It should be understood that the end plates 16 are symmetrical in shape so that they are difficult to misassemble. In the disclosed embodiment the top and bottom barrel receiving portions 23 and 24 are identical. Likewise, the rectangular lift extensions 25, flat 28, and sides 30 of the pockets are symmetrical about the vertical central axis of the end plate so that it is difficult to misassemble the modules.
The modules are built from two basic components, the end plate 16 and the crossbar 17 which are repeatedly assembled together by means of common fasteners 18. The interchangeability of the common components allows the number of modules in a given rack to be changed according to storage or shipping requirements, by simply adding or removing end plates 16 and crossbars 17 as needed.
These and other advantages of the present invention will become apparent after studying the following detailed description of the invention in view of the attached drawings and appended claims.
FIG. 1 is a front elevational view of two tiered four module units with fork truck tines shown in cross-section for lifting one or both of the units.
FIG. 2 is a side elevational view of two tiers of drums stacked on drum storage racks with fork truck tines shown in cross-section in position for lifting the unit.
FIG. 3 is a front elevational view of a three module unit with fork truck tines shown in cross-section in position for lifting the unit.
FIG. 4 is a front elevational view of a two module unit with fork truck tines shown in cross-section in position for lifting the unit.
FIG. 5 is a front elevational view of three drum storage racks stacked together for shipment.

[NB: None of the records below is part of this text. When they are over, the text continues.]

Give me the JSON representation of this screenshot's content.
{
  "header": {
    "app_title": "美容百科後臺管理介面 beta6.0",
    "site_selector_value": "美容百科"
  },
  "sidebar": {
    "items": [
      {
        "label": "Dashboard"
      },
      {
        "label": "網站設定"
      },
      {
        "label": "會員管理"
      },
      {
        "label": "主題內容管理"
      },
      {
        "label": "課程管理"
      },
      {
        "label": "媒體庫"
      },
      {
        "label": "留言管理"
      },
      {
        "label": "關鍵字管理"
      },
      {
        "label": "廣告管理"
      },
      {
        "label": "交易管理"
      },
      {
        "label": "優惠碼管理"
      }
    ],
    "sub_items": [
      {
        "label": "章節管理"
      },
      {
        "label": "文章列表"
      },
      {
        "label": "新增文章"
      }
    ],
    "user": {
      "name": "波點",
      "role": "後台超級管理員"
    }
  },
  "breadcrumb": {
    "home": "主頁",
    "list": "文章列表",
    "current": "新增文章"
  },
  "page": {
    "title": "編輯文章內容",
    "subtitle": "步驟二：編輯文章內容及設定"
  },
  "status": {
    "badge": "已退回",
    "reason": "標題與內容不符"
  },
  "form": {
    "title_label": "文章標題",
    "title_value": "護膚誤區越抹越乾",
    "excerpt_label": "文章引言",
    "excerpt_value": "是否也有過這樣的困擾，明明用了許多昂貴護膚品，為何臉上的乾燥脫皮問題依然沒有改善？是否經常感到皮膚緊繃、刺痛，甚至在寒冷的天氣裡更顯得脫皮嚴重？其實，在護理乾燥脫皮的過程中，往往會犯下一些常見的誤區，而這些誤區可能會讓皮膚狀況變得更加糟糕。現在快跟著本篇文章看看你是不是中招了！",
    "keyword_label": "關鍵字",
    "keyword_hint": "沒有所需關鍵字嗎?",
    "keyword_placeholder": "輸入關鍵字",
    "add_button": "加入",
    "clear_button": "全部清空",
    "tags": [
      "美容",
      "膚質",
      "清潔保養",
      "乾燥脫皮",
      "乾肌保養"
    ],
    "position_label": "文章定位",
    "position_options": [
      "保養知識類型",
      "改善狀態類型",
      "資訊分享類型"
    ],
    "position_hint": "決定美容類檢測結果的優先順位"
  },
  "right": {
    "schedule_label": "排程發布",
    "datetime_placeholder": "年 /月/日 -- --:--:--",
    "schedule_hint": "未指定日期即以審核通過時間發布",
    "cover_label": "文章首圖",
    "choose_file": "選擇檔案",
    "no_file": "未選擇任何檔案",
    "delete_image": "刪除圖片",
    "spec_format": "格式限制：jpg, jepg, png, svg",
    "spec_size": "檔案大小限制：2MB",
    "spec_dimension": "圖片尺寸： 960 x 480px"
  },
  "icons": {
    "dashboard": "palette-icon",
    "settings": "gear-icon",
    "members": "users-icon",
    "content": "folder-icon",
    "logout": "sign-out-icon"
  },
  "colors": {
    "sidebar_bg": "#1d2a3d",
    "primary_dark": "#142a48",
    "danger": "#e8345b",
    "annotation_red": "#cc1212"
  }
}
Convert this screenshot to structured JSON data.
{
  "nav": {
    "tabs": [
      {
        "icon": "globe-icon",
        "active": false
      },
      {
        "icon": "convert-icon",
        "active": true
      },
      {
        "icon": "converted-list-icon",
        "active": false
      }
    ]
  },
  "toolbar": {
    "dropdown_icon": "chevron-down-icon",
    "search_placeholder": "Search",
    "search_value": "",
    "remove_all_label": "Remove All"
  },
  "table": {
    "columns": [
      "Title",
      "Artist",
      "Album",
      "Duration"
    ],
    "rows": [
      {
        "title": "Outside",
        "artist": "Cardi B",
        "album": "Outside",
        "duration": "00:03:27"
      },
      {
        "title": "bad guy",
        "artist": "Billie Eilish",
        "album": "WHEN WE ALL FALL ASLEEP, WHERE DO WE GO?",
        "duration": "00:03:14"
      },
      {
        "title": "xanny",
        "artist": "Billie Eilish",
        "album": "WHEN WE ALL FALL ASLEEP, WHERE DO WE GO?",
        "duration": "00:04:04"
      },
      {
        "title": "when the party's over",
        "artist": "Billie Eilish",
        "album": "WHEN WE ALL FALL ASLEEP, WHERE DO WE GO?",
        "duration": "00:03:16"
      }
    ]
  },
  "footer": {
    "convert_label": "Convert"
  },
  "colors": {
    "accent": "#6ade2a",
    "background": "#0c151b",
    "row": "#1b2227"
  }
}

FIG. 6 is an exploded perspective view of one module and a fragmentary exploded perspective view of an adjacent module.
FIG. 7 is a fragmentary plan view of a single module.